Profits at Saudi Arabia’s listed banks have risen in the third quarter as provisions fall and non-interest income rises.
The rise in profits is largely due to provisioning in the third quarter falling. For the 10 of the 11 listed banks that have reported financial results, provisioning fell from SR2.46bn ($656m) to SR1.345bn, a decline of about 45 per cent.
The latest figures indicate that in the third quarter, lending rose by 9 per cent compared with the same period of 2010 to SR680bn. The total volume of deposits also rose by 9.7 per cent to SR848bn. This has led to a slight increase in the loan-to-deposit rate, which is now at 80.7 per cent. The banks in Saudi Arabia remain liquid and are still in asset-building mode, despite the loan-to-deposit rate rising from 77.6 per cent in the second quarter of 2011.
|Combined financial results of 10 Saudi banks ($bn)|
|Second quarter 2011||Third quarter 2010||Third quarter 2011||Year on year change (%)|
|Source: NCB Capital|
“We are still definitely trying to expand our asset book, but finding suitable good quality credits is tough,” says one banker in Riyadh. “When good deals come along, all the local banks are throwing large offers at them, but then we all get scaled back by the time the deal is closed.”
Credit growth is expected to average about 10 per cent by the end of the year, a significant improvement since 2009 when growth was flat, but still a long way off the heights of 2005-07, when growth was more than 20 per cent.

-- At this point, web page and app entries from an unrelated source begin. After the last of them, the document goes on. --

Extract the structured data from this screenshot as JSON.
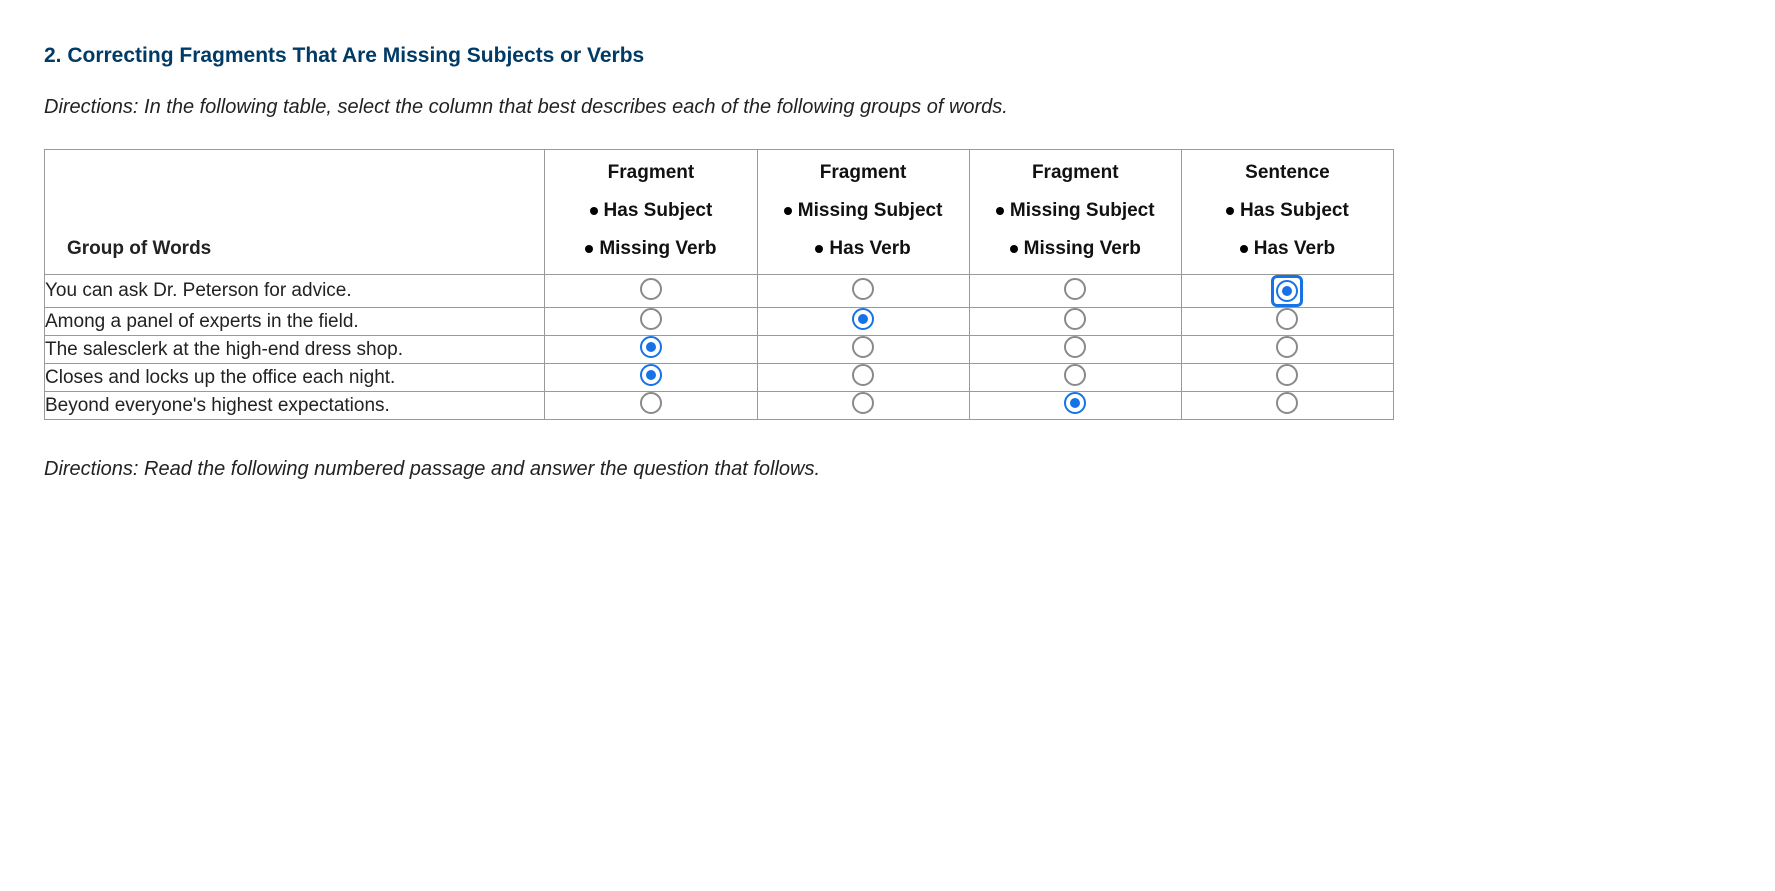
{
  "heading": "2. Correcting Fragments That Are Missing Subjects or Verbs",
  "directions_top": "Directions: In the following table, select the column that best describes each of the following groups of words.",
  "directions_bottom": "Directions: Read the following numbered passage and answer the question that follows.",
  "table": {
    "row_header": "Group of Words",
    "columns": [
      {
        "title": "Fragment",
        "line2": "Has Subject",
        "line3": "Missing Verb"
      },
      {
        "title": "Fragment",
        "line2": "Missing Subject",
        "line3": "Has Verb"
      },
      {
        "title": "Fragment",
        "line2": "Missing Subject",
        "line3": "Missing Verb"
      },
      {
        "title": "Sentence",
        "line2": "Has Subject",
        "line3": "Has Verb"
      }
    ],
    "rows": [
      {
        "text": "You can ask Dr. Peterson for advice.",
        "selected": 3,
        "focused": 3
      },
      {
        "text": "Among a panel of experts in the field.",
        "selected": 1,
        "focused": -1
      },
      {
        "text": "The salesclerk at the high-end dress shop.",
        "selected": 0,
        "focused": -1
      },
      {
        "text": "Closes and locks up the office each night.",
        "selected": 0,
        "focused": -1
      },
      {
        "text": "Beyond everyone's highest expectations.",
        "selected": 2,
        "focused": -1
      }
    ]
  }
}
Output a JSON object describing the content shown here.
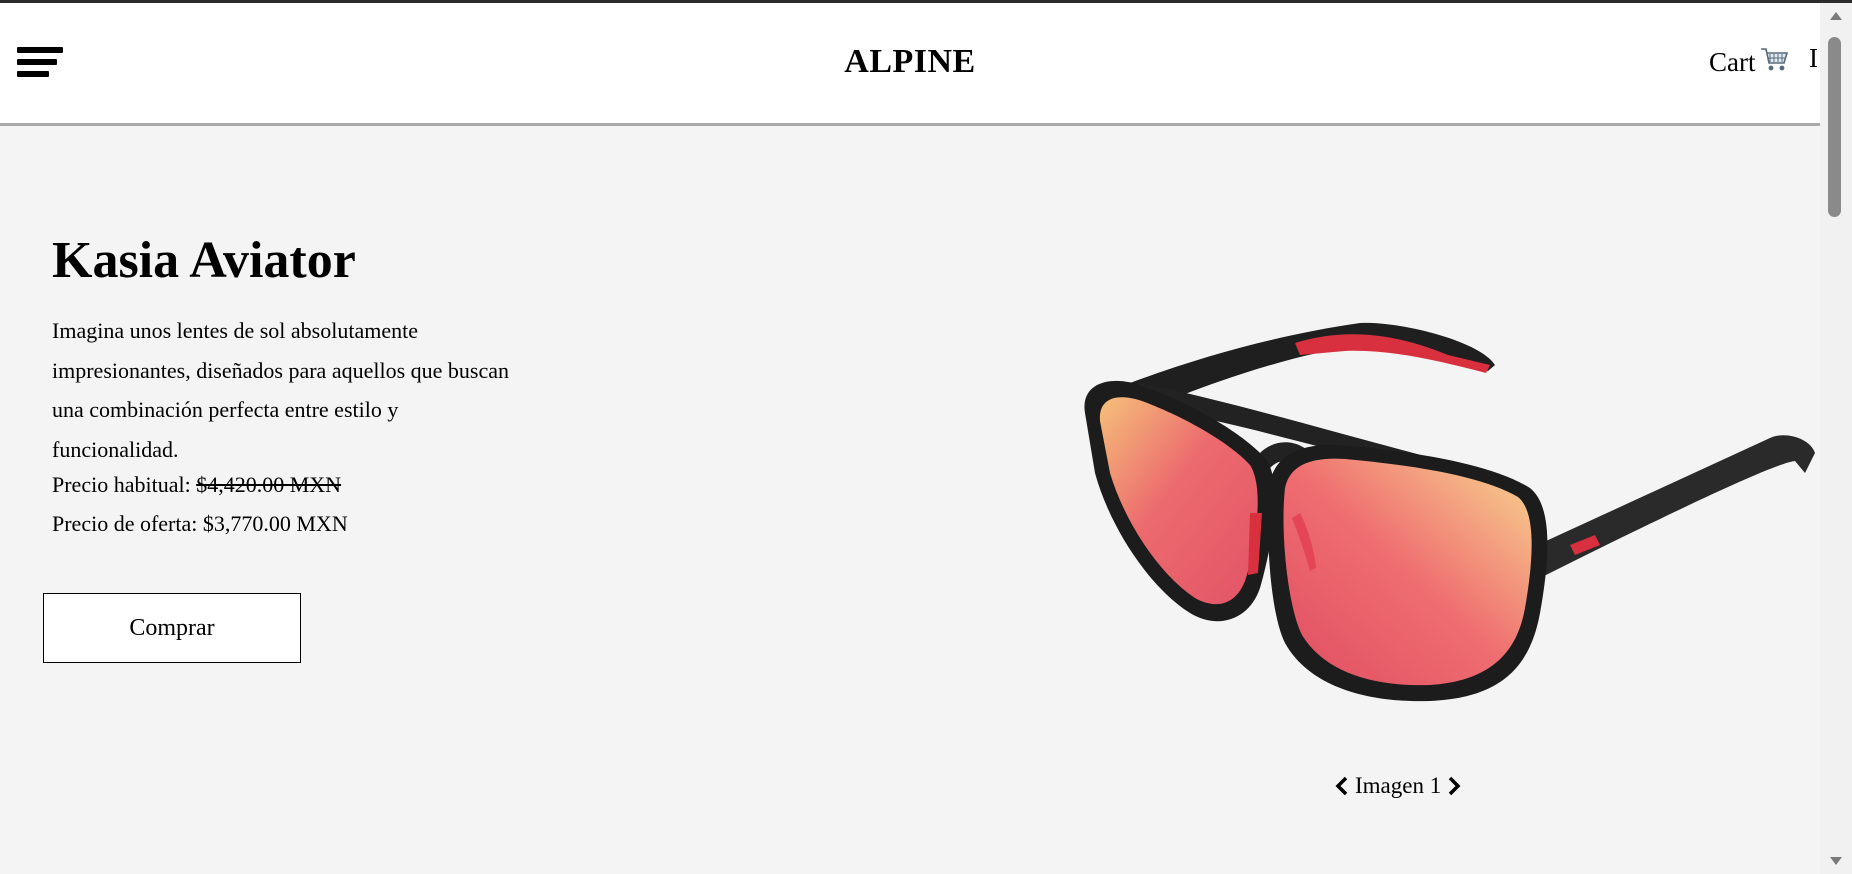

Total assets at 10 of the Saudi banks also rose by 9.2 per cent, hitting SR1,128bn. Non-interest income at the banks rose by 16.8 per cent, while special commission income dipped by 1 per cent.
Several banks reported huge increases in their profits compared to the same period of 2010, driven by lower provisions and rising non-interest income. Riyad Bank reported a particularly significant improvement in its performance, with profit rising by 30 per cent in the third quarter. Arab National Bank reported a 49.8 per cent rise in profits in the third quarter, although analysts at the local NCB Capital, the investment banking arm of National Commercial Bank, said this growth was lower than expected due to high provisioning at the bank. SABB, the local affiliate of the UK’s HSBC, reported a 50.4 per cent year-on-year growth in profits.
The banking index on the Saudi Stock Exchange (Tadawul) has risen marginally since the start of October, rising just 0.1 per cent. Although the results of the banks were positive, many analysts had been expecting a stronger pick up in profits.
The figures cover results released by Al-Rajhi, Arab National Bank, Banque Saudi Fransi, SABB, Saudi Investment Bank, Bank al-Jazira, Saudi Hollandi, Samba, Riyad Bank and Bank al-Bilad.